This isn't a formal houserule, but what I do is that overall character concept is extremely important in determining DCs, and the overall narration of the success or failure. A wizard is going to deeper and more useful information from an Arcana check that's about spells or spellcasting, and the overall DC to accomplish a task is much less. (Maybe DC 10 versus DC 20 for a non-caster.)

That being said, a rogue who chooses to spend a precious Expertise slot on Arcana probably has a conceptual reason to do so, and that would certainly weigh on my adjudication. If anything, I would say proficiency is overvalued (every character has 4-7 proficient skills at least, and getting more isn't that difficult), whereas Expertise is undervalued (it's a rare and expensive class feature, and should be treated as such).
 

Esker

Hero
Love rogues, my character is part rogue (so, I would be taking a hit in some ways with this)!

I would prefer to see Rogues have something OTHER than expertise (or at least in addition to a limited expertise as I am thinking of).

Honestly, the concept of Rogues getting expertise is purely a game mechanic.

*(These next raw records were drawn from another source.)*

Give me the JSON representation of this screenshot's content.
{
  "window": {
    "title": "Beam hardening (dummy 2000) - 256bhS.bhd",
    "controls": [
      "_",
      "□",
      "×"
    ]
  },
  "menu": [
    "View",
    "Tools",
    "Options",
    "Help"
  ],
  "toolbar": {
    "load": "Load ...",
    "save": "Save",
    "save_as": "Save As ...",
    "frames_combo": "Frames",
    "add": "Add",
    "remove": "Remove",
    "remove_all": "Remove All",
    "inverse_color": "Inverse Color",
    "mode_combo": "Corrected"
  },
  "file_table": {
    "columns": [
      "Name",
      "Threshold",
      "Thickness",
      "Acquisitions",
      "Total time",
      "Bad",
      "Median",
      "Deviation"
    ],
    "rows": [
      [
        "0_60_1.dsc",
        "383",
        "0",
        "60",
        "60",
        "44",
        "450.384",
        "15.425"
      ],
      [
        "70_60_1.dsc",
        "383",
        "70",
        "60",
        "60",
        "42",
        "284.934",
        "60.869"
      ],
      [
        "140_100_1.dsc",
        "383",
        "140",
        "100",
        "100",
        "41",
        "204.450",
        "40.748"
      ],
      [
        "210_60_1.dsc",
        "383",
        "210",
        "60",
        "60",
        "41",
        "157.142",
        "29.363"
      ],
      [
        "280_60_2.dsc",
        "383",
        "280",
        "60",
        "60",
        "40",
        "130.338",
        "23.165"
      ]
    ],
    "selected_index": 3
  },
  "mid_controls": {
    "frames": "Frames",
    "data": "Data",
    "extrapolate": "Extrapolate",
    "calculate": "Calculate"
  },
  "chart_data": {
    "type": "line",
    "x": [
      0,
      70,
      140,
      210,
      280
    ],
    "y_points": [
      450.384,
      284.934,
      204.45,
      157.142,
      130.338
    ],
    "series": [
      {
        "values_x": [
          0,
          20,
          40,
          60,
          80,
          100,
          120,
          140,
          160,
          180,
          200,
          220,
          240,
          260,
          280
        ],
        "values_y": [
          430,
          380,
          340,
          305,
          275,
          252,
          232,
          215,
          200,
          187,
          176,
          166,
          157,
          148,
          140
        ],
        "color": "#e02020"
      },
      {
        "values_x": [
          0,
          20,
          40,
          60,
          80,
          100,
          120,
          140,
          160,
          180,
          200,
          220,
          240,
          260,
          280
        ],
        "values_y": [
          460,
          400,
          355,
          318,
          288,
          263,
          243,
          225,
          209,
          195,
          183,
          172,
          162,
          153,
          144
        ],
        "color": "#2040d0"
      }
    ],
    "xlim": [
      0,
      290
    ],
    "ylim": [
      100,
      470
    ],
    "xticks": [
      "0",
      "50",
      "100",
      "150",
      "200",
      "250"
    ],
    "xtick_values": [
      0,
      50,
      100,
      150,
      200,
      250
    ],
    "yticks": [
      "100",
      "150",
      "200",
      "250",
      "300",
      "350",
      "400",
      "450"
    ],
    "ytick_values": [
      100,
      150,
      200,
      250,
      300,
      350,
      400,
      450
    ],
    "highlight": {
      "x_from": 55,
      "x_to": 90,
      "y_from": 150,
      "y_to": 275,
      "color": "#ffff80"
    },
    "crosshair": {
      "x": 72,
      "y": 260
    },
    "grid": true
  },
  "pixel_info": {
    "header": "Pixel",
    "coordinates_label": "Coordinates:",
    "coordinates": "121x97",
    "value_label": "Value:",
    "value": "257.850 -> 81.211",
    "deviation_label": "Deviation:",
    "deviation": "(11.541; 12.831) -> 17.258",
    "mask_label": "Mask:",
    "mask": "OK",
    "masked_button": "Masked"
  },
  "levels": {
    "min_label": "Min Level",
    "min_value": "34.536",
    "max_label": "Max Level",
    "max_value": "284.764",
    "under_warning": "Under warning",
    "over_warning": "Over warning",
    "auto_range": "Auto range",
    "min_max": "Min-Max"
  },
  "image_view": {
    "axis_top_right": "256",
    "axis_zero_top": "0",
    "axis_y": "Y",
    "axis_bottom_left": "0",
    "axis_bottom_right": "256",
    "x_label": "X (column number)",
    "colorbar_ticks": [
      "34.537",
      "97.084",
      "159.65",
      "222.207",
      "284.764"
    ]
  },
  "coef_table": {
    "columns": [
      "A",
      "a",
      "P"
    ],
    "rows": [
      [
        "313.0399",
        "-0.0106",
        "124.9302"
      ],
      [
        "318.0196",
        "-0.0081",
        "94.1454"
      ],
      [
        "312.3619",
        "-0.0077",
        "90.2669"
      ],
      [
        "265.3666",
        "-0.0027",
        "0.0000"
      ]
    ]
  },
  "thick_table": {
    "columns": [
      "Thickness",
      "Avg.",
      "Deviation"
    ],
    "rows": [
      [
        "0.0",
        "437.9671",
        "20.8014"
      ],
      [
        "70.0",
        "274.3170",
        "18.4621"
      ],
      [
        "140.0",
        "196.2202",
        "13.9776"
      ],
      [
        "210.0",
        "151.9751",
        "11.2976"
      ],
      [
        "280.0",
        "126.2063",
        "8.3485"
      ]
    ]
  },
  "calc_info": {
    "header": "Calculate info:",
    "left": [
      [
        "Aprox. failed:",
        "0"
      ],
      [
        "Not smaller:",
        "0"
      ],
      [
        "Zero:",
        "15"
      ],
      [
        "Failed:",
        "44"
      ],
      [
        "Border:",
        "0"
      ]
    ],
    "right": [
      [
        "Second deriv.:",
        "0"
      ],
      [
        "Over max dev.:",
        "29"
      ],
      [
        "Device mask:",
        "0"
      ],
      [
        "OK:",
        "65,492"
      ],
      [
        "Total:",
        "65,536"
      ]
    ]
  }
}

There is no reason why otherwise they would potentially be better than the other classes at the skills they do. I can at least understand why a Bard might have it... but even that is a stretch as Jack-of-all-trades fit bards better than expertise IMO.

I mean, a big part of Rogues' class identity is being skill monkeys, isn't it? Expertise is what describes them being able to be great at sneaking around, picking locks, figuring out a scene, reading people, lying their asses off... I guess I could see limiting their expertise choices to the skills on their class list, to deal with the weirdness of them being better at arcana than a wizard, but if you take away expertise, they wind up being no better at sneaking around than a fighter archer that took stealth proficiency, which doesn't seem right. And for skills not tied to their main stat, it lets them be good at those things without having to invest in off-abilities. I want a rogue with moderate CHA who likes to lie to be able to be better at it than a sorcerer, even if the sorcerer has deception proficiency. Or to be a better scout than a cleric with perception.
 

Remove ads

Top